When court fails consumer
Pushpa Girimaji

Justice delayed is justice denied—and that is exactly what happened to a consumer who went to a consumer court seeking justice. The long delay in the process of adjudication eventually defeated the very purpose of his going to the consumer court. This case is a sad reflection on the consumer justice system that is supposed to deliver quick redress of consumer complaints.

The case is all the more disturbing because it pertains to a welfare scheme initiated by the Central Government for unemployed youth and even after a long battle of nine years, the complainant could not derive any benefit from the scheme.

In 1998, the complainant applied for a loan under the Prime Minister’s Rozgar Yojana. Applications under the scheme had to be routed through the General Manager, District Industries Centre. In this case, the Industries Centre at Dhenkanal approved the application, and the State Bank of India’s Gobindpur branch, Orissa, sanctioned the loan. However, the loan was never released, despite several requests. Frustrated, the applicant filed a complaint before the District Consumer Disputes Redressal Forum in 1998.

The Forum, in January 1999, held that the bank was bound to disburse the loan and implement the scheme as prescribed by the Central Government. It dismissed the bank’s argument that it had not released the loan because the applicant, after applying for a loan to buy an auto-rickshaw, had changed his mind and decided to buy a Tata truck instead. Pointing out that the bank had not produced any evidence to prove this point, the Forum directed the bank to release the loan immediately.

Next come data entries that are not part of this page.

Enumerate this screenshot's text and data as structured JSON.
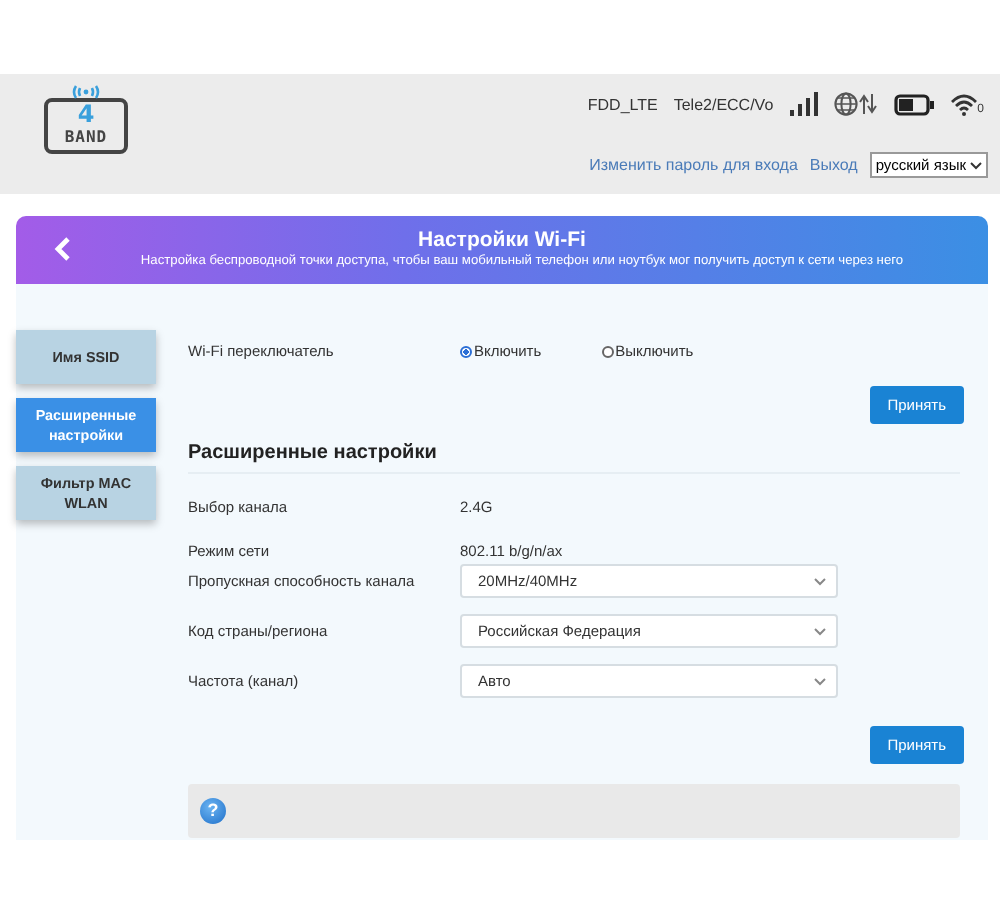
{
  "header": {
    "logo": {
      "digit": "4",
      "word": "BAND"
    },
    "network_type": "FDD_LTE",
    "operator": "Tele2/ECC/Vo",
    "wifi_clients": "0",
    "links": [
      "Изменить пароль для входа",
      "Выход"
    ],
    "language": "русский язык"
  },
  "banner": {
    "title": "Настройки Wi-Fi",
    "subtitle": "Настройка беспроводной точки доступа, чтобы ваш мобильный телефон или ноутбук мог получить доступ к сети через него"
  },
  "sidebar": {
    "items": [
      {
        "label": "Имя SSID",
        "selected": false
      },
      {
        "label": "Расширенные настройки",
        "selected": true
      },
      {
        "label": "Фильтр MAC WLAN",
        "selected": false
      }
    ]
  },
  "wifi_switch": {
    "label": "Wi-Fi переключатель",
    "options": [
      {
        "label": "Включить",
        "selected": true
      },
      {
        "label": "Выключить",
        "selected": false
      }
    ],
    "apply": "Принять"
  },
  "advanced": {
    "title": "Расширенные настройки",
    "rows": [
      {
        "kind": "text",
        "label": "Выбор канала",
        "value": "2.4G"
      },
      {
        "kind": "text",
        "label": "Режим сети",
        "value": "802.11 b/g/n/ax"
      },
      {
        "kind": "select",
        "label": "Пропускная способность канала",
        "value": "20MHz/40MHz"
      },
      {
        "kind": "select",
        "label": "Код страны/региона",
        "value": "Российская Федерация"
      },
      {
        "kind": "select",
        "label": "Частота (канал)",
        "value": "Авто"
      }
    ],
    "apply": "Принять"
  },
  "help": {
    "icon": "?"
  }
}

The bank filed an appeal in 1999 before the State Consumer Disputes Redressal Commission in Cuttack. The Commission, in its order of May 2001, held that there was no justification whatsoever for the bank to deny the loan. The Commission pointed out that the bank had rejected the loan for unjustifiable reasons—that the complainant wanted to change the nature of trade for which he had applied for the loan.

This time, the bank filed a revision petition before the apex consumer court, the National Consumer Disputes Redressal Commission. The apex consumer court upheld the views of the lower courts and dismissed the bank’s contention that the applicant was not a consumer and, therefore, that this was not a consumer dispute. Pointing out that the bank was to disburse the loan under the scheme and the consumer was a beneficiary of the scheme, the apex consumer court said: the complaint certainly came under the purview of the consumer courts.

Besides, the loan had been sanctioned to the complainant and the bank was to recover interest on the amount. Thus, the person taking the loan would be a consumer and a beneficiary of the scheme and his complaint was maintainable under the Consumer Protection Act, the apex consumer court said.

The apex consumer court also expressed unhappiness over how welfare 
schemes framed by the Central Government were being frustrated by banks and government officials.

But this order of February 1, 2007—delivered after a delay of five years—could not bring relief to the consumer. Because, by the time this view was taken and the case was decided, the scheme was already over. And even though the apex consumer court commented on how public sector banks scuttled welfare programmes meant for the needy, it said that it would be difficult to give any direction to release the loan as directed by the District Forum at this stage. It therefore directed the bank to pay the consumer a compensation of Rs 10,000.

This is a classic case of a consumer fighting for a loan for nine long years, only to be told at the end of it that his victory had no meaning because it was too late for the bank to disburse the loan. Given the circumstances and the fact that the complaint pertained to a welfare scheme meant for the unemployed, the consumer court could have asked the bank to implement the order of the District Forum and also give as damages an amount that would compensate the consumer for not getting the loan all these years. In fact this was a fit case for awarding exemplary damages.

Instead, the consumer court actually failed the consumer. (The Branch manager, SBI vs Nirakar Sahoo, General manager, Revision Petition no 1055 of 2002, decided on February 1, 2007.)